Look through the records and copy every line in which "Insurance" appears.

- [The data]:
++++++++++++++++++++
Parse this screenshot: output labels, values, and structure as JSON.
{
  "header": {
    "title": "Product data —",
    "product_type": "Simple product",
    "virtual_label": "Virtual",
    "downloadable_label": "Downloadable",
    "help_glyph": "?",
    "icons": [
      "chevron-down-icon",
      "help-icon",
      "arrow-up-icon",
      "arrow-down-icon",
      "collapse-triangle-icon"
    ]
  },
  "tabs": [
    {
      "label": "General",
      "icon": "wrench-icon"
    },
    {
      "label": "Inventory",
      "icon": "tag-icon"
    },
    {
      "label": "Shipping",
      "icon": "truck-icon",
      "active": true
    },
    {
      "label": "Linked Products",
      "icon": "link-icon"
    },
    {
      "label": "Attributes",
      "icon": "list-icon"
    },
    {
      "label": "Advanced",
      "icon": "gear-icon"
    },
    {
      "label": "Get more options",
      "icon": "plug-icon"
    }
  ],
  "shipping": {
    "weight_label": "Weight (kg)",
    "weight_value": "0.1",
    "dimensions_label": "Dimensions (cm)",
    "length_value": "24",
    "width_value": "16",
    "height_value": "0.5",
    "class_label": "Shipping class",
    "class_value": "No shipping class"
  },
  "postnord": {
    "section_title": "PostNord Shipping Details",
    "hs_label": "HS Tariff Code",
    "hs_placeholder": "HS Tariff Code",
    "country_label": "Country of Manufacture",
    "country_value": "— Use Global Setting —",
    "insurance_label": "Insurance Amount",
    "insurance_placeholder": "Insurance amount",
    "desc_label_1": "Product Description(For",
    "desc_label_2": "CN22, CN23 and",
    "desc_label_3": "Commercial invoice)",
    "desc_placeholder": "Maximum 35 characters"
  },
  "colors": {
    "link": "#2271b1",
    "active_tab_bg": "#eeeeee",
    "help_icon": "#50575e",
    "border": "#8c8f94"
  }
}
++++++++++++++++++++
- [Written answer]:
    "insurance_label": "Insurance Amount",
    "insurance_placeholder": "Insurance amount",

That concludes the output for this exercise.